Where in the data does the word "表格与编辑窗体" appear? Find those lines and copy them.

▶ **GIVEN ENTRIES**:
....

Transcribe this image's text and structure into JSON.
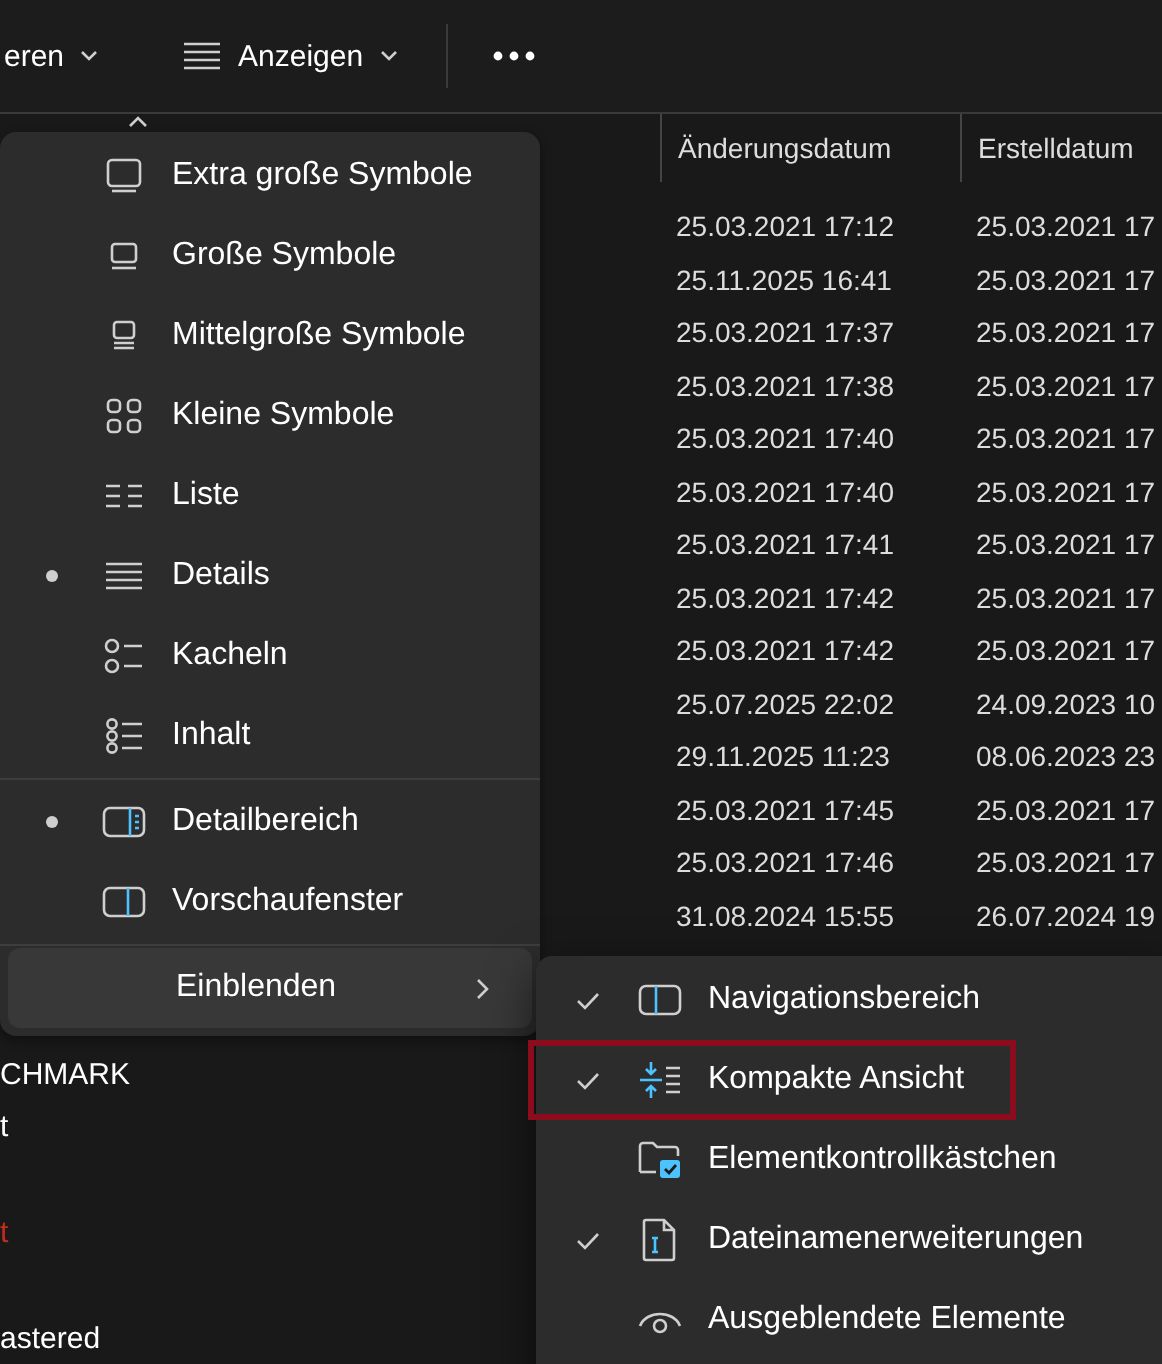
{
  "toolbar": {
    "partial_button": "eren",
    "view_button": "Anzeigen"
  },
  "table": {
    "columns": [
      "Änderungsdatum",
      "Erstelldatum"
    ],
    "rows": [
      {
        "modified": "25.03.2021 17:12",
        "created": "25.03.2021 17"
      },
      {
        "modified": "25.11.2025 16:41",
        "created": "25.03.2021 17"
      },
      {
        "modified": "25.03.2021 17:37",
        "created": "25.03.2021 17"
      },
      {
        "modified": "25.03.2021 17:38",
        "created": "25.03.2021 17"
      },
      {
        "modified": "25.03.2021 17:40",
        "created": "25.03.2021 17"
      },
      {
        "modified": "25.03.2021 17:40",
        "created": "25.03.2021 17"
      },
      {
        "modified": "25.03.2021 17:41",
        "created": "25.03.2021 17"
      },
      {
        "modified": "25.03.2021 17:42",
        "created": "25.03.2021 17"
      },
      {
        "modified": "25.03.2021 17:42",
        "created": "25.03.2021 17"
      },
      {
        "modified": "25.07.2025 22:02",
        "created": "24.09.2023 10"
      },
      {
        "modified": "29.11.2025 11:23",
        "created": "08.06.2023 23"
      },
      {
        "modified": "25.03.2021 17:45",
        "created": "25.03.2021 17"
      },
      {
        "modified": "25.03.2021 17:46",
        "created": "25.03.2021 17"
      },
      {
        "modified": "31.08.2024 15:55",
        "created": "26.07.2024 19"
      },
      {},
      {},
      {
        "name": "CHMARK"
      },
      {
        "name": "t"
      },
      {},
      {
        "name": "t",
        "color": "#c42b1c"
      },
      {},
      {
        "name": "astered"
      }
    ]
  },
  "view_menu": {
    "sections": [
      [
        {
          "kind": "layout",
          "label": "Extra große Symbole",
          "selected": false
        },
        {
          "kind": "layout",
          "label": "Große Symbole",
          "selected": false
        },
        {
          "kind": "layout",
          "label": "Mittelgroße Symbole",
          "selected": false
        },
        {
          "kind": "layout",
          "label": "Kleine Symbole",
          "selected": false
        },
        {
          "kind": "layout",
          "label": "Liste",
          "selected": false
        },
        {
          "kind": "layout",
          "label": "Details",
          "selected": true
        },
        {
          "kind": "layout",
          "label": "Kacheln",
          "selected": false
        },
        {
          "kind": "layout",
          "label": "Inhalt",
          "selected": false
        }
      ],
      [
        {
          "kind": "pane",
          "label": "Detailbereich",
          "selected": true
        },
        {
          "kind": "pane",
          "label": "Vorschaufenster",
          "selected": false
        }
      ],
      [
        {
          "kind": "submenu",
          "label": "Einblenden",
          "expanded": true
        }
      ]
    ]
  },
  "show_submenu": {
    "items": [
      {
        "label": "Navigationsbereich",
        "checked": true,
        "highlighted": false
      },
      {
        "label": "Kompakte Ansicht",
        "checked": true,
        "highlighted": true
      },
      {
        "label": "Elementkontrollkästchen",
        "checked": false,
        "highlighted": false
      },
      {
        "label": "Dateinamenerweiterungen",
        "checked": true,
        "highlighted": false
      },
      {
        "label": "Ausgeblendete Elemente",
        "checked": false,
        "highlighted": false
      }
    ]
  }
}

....

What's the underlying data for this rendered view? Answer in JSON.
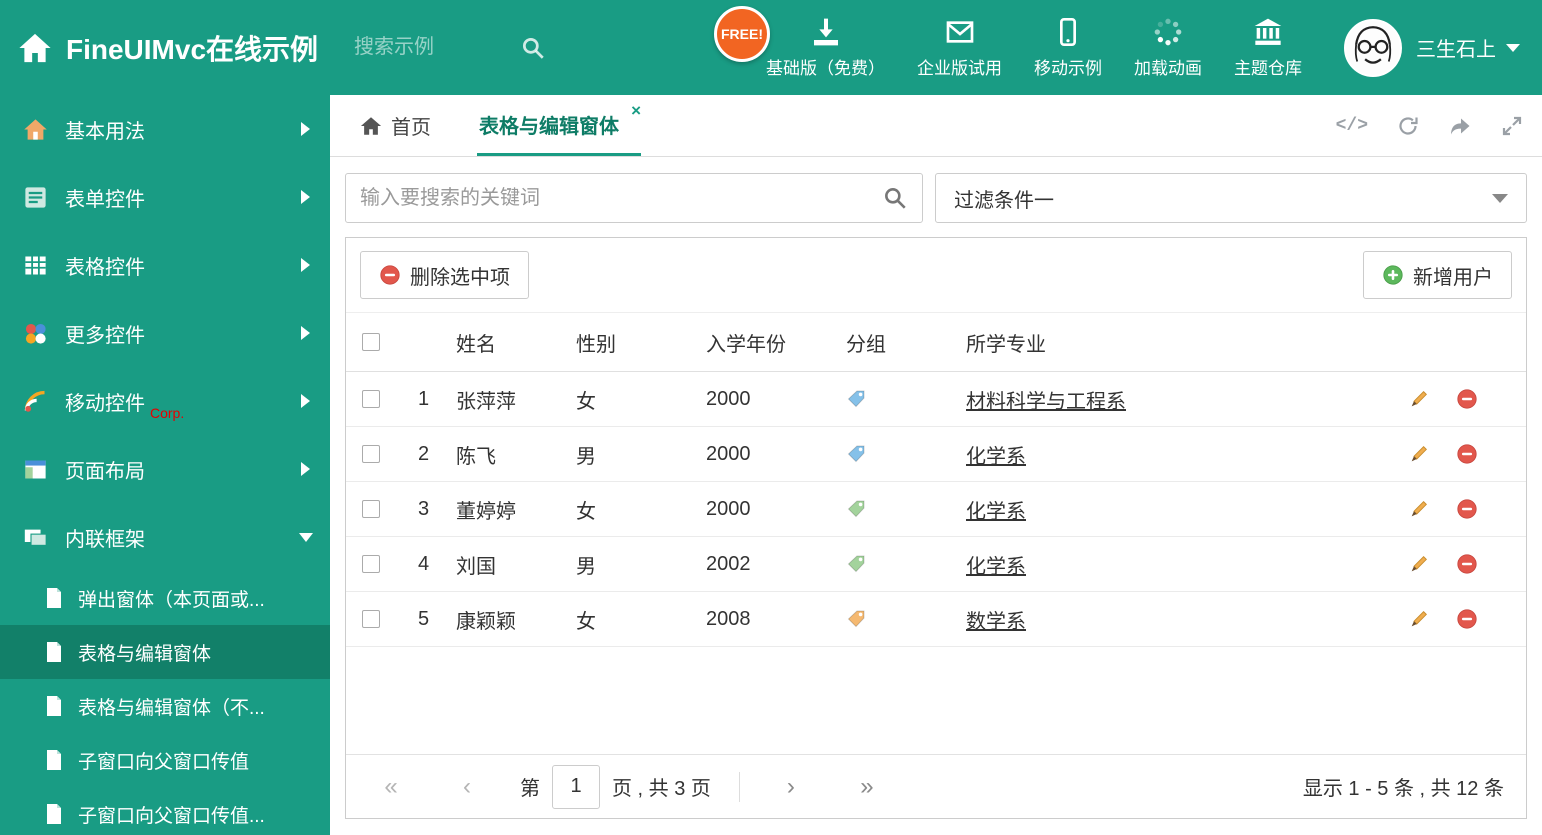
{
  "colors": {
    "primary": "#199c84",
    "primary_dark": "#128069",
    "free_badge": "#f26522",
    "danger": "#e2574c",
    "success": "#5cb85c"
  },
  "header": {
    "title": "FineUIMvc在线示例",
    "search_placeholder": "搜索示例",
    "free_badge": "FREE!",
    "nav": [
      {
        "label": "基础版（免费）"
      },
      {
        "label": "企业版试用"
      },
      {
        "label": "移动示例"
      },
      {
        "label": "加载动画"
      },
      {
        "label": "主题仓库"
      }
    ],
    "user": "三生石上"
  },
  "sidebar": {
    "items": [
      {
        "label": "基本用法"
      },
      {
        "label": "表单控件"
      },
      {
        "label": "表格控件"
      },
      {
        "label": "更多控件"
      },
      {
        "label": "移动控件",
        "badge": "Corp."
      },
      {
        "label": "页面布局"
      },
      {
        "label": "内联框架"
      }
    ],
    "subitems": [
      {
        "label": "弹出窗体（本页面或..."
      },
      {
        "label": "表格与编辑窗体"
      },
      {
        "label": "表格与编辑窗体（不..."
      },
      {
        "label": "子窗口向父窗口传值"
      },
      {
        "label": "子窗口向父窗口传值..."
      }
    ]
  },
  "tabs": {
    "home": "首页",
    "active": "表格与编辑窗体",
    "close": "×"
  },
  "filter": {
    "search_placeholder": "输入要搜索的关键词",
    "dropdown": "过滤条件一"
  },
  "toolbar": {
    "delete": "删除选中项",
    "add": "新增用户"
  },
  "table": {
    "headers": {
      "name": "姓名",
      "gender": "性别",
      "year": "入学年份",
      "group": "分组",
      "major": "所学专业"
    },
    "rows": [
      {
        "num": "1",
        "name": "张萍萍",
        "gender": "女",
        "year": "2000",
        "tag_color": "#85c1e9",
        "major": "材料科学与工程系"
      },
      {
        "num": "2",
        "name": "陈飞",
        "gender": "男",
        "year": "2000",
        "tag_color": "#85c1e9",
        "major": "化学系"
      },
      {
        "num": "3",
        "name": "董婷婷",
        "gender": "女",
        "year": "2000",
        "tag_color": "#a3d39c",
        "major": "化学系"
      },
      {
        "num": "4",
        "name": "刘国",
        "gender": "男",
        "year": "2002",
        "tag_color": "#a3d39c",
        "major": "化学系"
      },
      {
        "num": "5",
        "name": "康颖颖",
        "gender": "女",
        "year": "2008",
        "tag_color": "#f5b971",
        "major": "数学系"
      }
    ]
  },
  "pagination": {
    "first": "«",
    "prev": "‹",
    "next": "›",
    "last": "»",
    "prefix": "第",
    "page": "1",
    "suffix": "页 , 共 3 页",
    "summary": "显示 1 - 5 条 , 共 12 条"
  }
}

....

▶ **ANSWER TO THIS EXERCISE**:
        "label": "表格与编辑窗体"
        "label": "表格与编辑窗体（不..."
    "active": "表格与编辑窗体",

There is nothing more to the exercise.